*** Opening DATA ***

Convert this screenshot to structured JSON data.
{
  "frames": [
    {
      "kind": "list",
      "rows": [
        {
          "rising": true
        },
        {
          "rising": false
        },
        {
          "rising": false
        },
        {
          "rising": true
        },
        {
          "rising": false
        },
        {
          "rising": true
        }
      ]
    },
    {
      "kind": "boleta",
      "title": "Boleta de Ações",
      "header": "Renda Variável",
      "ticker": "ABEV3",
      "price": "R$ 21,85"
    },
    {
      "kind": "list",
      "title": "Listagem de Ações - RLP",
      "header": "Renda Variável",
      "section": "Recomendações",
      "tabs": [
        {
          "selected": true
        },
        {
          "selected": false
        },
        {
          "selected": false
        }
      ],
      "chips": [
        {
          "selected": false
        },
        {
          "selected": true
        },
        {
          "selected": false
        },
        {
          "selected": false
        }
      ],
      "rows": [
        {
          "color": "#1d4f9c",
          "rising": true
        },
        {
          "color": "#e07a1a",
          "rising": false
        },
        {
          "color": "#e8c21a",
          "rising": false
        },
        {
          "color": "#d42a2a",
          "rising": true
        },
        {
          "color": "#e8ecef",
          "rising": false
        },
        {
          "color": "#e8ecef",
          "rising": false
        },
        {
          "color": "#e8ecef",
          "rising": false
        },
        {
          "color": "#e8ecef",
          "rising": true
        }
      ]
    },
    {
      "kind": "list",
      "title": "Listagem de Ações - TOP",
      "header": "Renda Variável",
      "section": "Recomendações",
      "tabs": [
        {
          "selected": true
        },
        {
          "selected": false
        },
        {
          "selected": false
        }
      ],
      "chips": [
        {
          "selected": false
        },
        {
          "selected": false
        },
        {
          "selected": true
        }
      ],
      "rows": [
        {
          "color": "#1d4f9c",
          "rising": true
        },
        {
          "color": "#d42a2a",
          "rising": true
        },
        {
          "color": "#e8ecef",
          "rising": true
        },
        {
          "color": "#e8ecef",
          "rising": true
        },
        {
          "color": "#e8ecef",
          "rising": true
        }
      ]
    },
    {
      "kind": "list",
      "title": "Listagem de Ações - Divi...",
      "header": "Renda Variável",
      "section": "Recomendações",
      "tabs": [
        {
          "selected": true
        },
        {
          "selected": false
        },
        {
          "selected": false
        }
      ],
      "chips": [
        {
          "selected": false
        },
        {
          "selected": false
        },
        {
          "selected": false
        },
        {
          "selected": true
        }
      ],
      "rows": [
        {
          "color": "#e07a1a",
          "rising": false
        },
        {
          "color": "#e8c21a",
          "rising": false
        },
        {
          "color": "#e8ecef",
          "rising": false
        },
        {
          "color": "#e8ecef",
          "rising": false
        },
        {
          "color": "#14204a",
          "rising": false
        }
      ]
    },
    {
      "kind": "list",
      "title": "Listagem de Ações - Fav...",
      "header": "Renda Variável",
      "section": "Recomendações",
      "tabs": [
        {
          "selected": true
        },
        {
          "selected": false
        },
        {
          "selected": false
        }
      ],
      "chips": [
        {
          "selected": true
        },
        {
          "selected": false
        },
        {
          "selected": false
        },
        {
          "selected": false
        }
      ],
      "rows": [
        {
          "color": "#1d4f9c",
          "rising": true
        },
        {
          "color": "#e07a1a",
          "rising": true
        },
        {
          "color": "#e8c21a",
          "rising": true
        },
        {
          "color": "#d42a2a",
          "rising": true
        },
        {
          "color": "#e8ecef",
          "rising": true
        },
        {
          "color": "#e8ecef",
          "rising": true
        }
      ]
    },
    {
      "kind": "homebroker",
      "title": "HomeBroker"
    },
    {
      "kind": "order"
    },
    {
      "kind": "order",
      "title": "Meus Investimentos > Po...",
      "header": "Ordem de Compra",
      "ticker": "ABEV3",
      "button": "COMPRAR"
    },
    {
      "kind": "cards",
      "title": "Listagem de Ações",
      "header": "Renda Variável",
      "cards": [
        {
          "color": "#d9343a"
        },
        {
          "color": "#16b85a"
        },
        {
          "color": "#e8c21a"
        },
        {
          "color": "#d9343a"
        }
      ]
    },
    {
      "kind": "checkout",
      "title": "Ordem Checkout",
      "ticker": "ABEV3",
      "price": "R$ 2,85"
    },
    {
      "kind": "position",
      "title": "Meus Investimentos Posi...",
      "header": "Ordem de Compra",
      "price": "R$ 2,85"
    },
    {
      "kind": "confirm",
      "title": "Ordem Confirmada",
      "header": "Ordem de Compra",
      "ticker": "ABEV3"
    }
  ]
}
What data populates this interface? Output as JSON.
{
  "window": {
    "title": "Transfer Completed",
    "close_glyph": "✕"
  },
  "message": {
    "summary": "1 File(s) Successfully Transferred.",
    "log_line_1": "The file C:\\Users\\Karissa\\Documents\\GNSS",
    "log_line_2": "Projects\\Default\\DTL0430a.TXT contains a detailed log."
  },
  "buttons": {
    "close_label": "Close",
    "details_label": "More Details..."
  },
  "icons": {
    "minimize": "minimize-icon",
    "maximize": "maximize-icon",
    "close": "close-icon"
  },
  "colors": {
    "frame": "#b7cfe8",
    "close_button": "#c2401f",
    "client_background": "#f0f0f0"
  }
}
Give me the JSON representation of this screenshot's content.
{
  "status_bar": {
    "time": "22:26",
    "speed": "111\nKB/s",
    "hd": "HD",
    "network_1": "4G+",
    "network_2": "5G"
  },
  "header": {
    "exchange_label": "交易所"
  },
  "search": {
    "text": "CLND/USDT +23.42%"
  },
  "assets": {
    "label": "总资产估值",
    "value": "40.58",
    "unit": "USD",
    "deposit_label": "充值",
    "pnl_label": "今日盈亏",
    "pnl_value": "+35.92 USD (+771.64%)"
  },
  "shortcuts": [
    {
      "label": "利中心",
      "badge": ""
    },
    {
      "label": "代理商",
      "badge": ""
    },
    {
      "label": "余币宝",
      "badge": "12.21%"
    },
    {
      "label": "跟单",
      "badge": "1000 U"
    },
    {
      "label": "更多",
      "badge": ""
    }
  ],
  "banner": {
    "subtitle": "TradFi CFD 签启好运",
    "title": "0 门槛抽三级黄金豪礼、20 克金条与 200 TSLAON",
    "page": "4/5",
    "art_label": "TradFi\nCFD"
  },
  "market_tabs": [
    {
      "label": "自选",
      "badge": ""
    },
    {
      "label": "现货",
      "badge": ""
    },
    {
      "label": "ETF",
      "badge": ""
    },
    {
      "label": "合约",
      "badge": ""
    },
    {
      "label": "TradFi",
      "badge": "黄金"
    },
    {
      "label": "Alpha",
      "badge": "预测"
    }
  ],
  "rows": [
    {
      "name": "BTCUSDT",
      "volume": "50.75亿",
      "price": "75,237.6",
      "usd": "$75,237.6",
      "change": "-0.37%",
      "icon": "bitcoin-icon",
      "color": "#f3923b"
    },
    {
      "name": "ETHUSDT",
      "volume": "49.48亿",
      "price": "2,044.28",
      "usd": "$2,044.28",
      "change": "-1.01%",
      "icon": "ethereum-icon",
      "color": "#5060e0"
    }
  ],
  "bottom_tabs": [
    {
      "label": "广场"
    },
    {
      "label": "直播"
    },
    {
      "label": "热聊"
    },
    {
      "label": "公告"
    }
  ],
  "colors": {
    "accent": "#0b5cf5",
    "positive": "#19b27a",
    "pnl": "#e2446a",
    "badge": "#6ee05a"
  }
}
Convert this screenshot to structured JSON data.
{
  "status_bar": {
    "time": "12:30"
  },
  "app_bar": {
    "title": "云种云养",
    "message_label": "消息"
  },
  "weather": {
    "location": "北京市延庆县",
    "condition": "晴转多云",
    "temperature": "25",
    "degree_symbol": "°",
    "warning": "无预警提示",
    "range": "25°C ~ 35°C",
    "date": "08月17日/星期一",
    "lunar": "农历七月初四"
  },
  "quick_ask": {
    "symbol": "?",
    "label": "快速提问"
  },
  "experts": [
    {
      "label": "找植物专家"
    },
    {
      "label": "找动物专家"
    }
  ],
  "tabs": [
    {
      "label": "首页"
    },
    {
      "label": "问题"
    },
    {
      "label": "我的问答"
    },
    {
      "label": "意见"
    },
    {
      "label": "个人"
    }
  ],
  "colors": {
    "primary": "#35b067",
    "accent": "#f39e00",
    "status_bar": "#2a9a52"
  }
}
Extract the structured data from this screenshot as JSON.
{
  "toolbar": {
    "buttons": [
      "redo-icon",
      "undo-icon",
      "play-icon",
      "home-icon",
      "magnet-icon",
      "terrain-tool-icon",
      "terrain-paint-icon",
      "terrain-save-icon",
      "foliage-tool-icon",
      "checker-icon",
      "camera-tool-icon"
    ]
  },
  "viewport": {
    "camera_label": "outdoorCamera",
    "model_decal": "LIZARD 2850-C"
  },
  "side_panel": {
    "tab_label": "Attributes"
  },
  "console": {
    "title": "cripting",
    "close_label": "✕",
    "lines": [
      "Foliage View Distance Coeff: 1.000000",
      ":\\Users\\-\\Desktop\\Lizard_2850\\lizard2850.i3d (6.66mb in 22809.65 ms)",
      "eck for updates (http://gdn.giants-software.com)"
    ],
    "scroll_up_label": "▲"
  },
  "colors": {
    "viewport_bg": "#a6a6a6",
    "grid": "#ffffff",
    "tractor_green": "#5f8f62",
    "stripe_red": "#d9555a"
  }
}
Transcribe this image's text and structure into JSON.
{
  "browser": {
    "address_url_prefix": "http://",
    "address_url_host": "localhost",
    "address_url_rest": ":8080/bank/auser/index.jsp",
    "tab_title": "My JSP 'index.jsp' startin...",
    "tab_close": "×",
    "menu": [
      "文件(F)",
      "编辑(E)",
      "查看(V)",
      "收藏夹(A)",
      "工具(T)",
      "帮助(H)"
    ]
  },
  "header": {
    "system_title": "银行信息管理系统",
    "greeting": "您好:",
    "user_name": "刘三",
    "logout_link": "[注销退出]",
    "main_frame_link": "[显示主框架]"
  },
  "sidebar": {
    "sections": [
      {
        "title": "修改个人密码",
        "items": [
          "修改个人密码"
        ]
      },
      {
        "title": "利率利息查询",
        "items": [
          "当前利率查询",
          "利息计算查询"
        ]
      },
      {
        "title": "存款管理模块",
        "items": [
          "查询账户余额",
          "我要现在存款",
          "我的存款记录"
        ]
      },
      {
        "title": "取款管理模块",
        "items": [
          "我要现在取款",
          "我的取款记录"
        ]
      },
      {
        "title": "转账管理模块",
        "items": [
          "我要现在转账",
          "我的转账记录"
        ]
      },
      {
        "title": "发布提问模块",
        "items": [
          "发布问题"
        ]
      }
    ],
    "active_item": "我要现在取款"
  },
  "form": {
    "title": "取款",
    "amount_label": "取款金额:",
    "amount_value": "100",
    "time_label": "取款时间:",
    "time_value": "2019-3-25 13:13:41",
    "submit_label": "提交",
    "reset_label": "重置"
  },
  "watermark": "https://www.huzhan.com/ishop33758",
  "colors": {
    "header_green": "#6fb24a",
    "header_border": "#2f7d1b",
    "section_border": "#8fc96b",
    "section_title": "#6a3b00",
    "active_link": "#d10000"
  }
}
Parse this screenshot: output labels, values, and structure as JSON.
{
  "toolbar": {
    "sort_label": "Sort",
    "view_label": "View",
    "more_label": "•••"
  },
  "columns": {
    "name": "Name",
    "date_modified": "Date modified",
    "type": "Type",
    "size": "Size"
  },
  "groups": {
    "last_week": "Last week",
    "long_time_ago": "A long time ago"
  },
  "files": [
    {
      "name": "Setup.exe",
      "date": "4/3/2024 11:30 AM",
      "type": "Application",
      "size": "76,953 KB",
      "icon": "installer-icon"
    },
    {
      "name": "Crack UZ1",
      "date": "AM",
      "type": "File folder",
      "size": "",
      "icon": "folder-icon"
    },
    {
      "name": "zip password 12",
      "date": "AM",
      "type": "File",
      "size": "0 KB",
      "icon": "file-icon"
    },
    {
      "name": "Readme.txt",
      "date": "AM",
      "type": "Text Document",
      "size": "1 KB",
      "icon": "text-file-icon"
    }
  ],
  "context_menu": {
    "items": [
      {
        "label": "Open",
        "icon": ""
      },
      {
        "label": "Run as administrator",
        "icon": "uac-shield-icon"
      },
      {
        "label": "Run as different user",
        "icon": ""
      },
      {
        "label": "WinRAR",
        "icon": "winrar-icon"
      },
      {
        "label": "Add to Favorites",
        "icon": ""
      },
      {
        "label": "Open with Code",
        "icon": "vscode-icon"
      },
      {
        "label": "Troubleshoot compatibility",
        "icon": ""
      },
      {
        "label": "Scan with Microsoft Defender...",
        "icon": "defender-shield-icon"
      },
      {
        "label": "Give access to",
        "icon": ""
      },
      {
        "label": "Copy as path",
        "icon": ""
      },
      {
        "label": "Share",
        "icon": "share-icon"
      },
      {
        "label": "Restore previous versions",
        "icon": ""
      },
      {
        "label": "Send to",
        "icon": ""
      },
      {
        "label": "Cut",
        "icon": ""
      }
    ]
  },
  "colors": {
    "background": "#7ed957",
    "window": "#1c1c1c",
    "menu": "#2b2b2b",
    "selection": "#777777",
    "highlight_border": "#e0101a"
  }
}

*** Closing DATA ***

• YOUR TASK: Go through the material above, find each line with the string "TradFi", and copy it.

• RESULT FOR THIS EXERCISE:
    "subtitle": "TradFi CFD 签启好运",
    "art_label": "TradFi\nCFD"
      "label": "TradFi",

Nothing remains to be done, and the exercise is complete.